TASK BRIEF
Each line in the entries below that holds the word "feedback" belongs in the answer.

Data records
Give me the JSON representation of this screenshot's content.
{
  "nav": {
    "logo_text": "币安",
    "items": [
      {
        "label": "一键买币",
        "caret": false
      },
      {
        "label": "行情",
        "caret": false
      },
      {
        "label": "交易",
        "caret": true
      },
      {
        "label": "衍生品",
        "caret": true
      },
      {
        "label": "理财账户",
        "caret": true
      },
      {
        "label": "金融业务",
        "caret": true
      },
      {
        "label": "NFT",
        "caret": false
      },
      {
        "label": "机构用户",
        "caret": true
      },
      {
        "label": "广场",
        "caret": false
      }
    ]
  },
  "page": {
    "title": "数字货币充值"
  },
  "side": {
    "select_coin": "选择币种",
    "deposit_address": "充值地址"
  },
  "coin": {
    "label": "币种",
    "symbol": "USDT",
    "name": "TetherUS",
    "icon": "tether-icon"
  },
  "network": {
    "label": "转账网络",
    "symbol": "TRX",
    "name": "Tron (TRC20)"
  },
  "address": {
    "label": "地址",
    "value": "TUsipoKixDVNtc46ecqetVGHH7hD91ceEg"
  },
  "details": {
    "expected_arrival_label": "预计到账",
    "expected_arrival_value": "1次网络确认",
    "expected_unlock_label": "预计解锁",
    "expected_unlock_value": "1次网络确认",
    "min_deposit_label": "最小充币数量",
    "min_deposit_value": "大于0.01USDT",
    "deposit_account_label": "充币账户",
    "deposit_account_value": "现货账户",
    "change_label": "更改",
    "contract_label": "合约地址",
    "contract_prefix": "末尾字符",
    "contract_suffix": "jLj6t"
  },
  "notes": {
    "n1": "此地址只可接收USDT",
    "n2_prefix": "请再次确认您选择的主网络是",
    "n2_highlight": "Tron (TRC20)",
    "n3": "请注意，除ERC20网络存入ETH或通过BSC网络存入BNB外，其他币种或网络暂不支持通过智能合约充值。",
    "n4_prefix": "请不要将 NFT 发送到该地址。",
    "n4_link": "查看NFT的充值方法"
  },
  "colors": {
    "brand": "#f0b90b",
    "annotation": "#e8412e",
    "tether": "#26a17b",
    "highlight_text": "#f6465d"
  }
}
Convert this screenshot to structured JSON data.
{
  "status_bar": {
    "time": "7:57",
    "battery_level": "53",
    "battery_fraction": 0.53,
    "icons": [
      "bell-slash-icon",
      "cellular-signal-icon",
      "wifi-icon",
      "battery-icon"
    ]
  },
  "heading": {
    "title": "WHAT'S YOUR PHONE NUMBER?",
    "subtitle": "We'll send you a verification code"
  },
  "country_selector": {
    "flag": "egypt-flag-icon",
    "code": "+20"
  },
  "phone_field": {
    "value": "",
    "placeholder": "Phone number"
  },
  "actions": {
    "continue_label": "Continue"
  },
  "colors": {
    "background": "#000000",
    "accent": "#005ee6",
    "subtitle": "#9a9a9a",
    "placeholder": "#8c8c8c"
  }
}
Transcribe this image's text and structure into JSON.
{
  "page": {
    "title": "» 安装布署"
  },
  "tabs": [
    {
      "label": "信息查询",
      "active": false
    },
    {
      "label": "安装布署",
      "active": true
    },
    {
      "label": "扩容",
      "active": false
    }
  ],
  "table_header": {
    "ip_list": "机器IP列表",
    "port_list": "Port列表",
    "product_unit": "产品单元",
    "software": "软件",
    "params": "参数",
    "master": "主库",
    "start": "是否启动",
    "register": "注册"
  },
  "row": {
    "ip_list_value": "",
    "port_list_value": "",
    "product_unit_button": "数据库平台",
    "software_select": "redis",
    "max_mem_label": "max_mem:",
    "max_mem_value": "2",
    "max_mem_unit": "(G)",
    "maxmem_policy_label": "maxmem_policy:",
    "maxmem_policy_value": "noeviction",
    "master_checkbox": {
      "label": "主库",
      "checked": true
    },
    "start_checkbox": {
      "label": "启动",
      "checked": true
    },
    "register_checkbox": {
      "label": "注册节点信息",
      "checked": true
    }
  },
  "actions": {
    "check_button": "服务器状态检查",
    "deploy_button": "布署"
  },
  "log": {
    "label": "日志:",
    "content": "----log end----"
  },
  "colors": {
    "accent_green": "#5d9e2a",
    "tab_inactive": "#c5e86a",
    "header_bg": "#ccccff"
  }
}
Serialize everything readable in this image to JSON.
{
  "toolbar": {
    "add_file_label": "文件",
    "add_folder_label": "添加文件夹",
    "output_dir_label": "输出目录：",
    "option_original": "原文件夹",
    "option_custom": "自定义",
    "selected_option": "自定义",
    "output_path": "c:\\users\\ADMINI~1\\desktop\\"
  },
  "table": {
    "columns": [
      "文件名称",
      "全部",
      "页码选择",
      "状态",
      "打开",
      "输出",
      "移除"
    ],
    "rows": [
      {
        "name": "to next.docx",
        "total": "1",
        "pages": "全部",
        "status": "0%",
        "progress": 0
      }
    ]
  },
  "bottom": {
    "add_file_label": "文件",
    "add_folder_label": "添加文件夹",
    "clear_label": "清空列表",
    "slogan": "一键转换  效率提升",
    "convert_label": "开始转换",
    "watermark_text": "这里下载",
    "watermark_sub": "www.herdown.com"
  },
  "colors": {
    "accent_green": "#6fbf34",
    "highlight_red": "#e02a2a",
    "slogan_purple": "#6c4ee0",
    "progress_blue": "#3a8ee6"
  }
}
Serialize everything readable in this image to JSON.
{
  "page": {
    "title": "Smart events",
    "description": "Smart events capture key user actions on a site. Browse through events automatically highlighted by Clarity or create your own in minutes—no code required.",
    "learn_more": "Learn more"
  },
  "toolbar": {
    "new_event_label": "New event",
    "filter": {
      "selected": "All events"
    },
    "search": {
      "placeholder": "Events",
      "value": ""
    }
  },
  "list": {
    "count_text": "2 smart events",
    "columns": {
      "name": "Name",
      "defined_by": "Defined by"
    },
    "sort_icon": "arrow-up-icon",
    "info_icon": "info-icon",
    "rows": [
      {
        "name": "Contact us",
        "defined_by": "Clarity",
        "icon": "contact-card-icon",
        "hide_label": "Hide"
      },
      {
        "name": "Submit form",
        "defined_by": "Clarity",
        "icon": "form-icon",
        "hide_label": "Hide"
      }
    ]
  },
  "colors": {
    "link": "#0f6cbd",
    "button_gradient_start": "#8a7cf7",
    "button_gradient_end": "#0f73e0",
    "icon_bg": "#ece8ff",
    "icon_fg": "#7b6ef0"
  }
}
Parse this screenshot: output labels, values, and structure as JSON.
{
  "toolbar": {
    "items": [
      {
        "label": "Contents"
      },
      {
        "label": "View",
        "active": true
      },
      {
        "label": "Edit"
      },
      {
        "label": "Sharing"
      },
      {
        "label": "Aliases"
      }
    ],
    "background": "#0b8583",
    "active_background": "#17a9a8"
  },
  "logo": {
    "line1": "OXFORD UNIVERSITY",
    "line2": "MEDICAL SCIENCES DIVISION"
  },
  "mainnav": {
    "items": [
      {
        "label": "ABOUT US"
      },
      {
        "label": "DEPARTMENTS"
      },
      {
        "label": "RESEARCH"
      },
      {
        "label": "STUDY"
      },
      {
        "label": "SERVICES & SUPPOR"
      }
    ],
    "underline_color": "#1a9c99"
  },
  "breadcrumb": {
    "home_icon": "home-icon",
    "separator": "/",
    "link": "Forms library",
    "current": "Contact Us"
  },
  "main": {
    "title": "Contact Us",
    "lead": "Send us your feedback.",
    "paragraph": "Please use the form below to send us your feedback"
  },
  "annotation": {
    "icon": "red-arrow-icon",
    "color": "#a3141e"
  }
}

RESPONSE BELOW
    "lead": "Send us your feedback.",
    "paragraph": "Please use the form below to send us your feedback"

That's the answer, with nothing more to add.